*WHAT IS BEING ASKED*.
Repeat the listing exactly, line by line, and leave the pictures behind.

*EXERCISE INPUTS*.
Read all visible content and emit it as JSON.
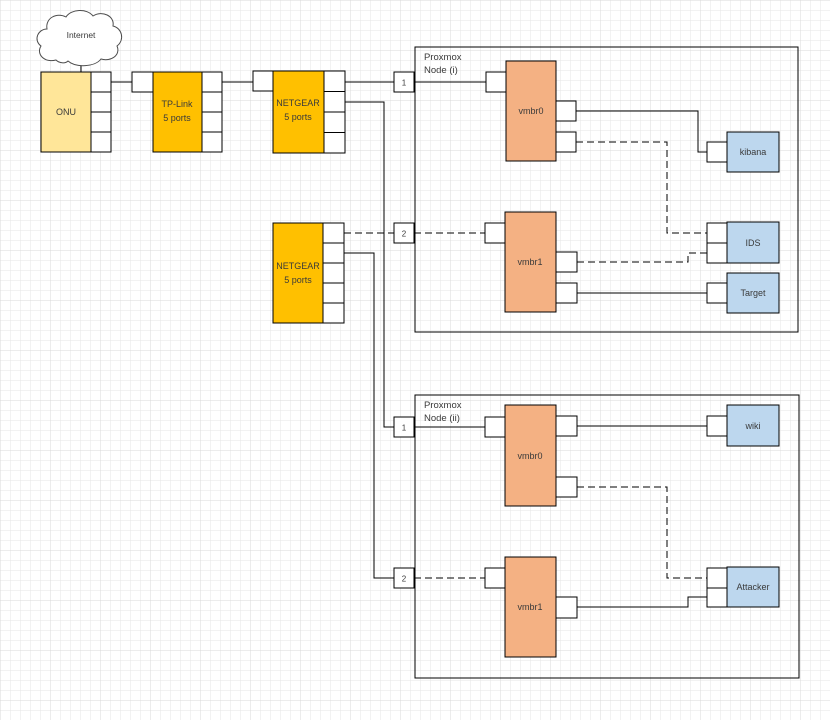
{
  "cloud": {
    "label": "Internet"
  },
  "devices": {
    "onu": {
      "label": "ONU"
    },
    "tplink": {
      "name": "TP-Link",
      "ports": "5 ports"
    },
    "netgear1": {
      "name": "NETGEAR",
      "ports": "5 ports"
    },
    "netgear2": {
      "name": "NETGEAR",
      "ports": "5 ports"
    }
  },
  "node1": {
    "title1": "Proxmox",
    "title2": "Node (i)",
    "uplink1": "1",
    "uplink2": "2",
    "vmbr0": "vmbr0",
    "vmbr1": "vmbr1",
    "vm_kibana": "kibana",
    "vm_ids": "IDS",
    "vm_target": "Target"
  },
  "node2": {
    "title1": "Proxmox",
    "title2": "Node (ii)",
    "uplink1": "1",
    "uplink2": "2",
    "vmbr0": "vmbr0",
    "vmbr1": "vmbr1",
    "vm_wiki": "wiki",
    "vm_attacker": "Attacker"
  },
  "colors": {
    "onu_fill": "#FFE699",
    "switch_fill": "#FFC000",
    "bridge_fill": "#F4B183",
    "vm_fill": "#BDD7EE",
    "cloud_stroke": "#4d4d4d",
    "line": "#000000",
    "text": "#3A3A3A",
    "grid_minor": "#E5E5E5",
    "grid_major": "#D9D9D9"
  }
}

*REPLY*.
Read all visible content and emit it as JSON.
{
  "cloud": {
    "label": "Internet"
  },
  "devices": {
    "onu": {
      "label": "ONU"
    },
    "tplink": {
      "name": "TP-Link",
      "ports": "5 ports"
    },
    "netgear1": {
      "name": "NETGEAR",
      "ports": "5 ports"
    },
    "netgear2": {
      "name": "NETGEAR",
      "ports": "5 ports"
    }
  },
  "node1": {
    "title1": "Proxmox",
    "title2": "Node (i)",
    "uplink1": "1",
    "uplink2": "2",
    "vmbr0": "vmbr0",
    "vmbr1": "vmbr1",
    "vm_kibana": "kibana",
    "vm_ids": "IDS",
    "vm_target": "Target"
  },
  "node2": {
    "title1": "Proxmox",
    "title2": "Node (ii)",
    "uplink1": "1",
    "uplink2": "2",
    "vmbr0": "vmbr0",
    "vmbr1": "vmbr1",
    "vm_wiki": "wiki",
    "vm_attacker": "Attacker"
  },
  "colors": {
    "onu_fill": "#FFE699",
    "switch_fill": "#FFC000",
    "bridge_fill": "#F4B183",
    "vm_fill": "#BDD7EE",
    "cloud_stroke": "#4d4d4d",
    "line": "#000000",
    "text": "#3A3A3A",
    "grid_minor": "#E5E5E5",
    "grid_major": "#D9D9D9"
  }
}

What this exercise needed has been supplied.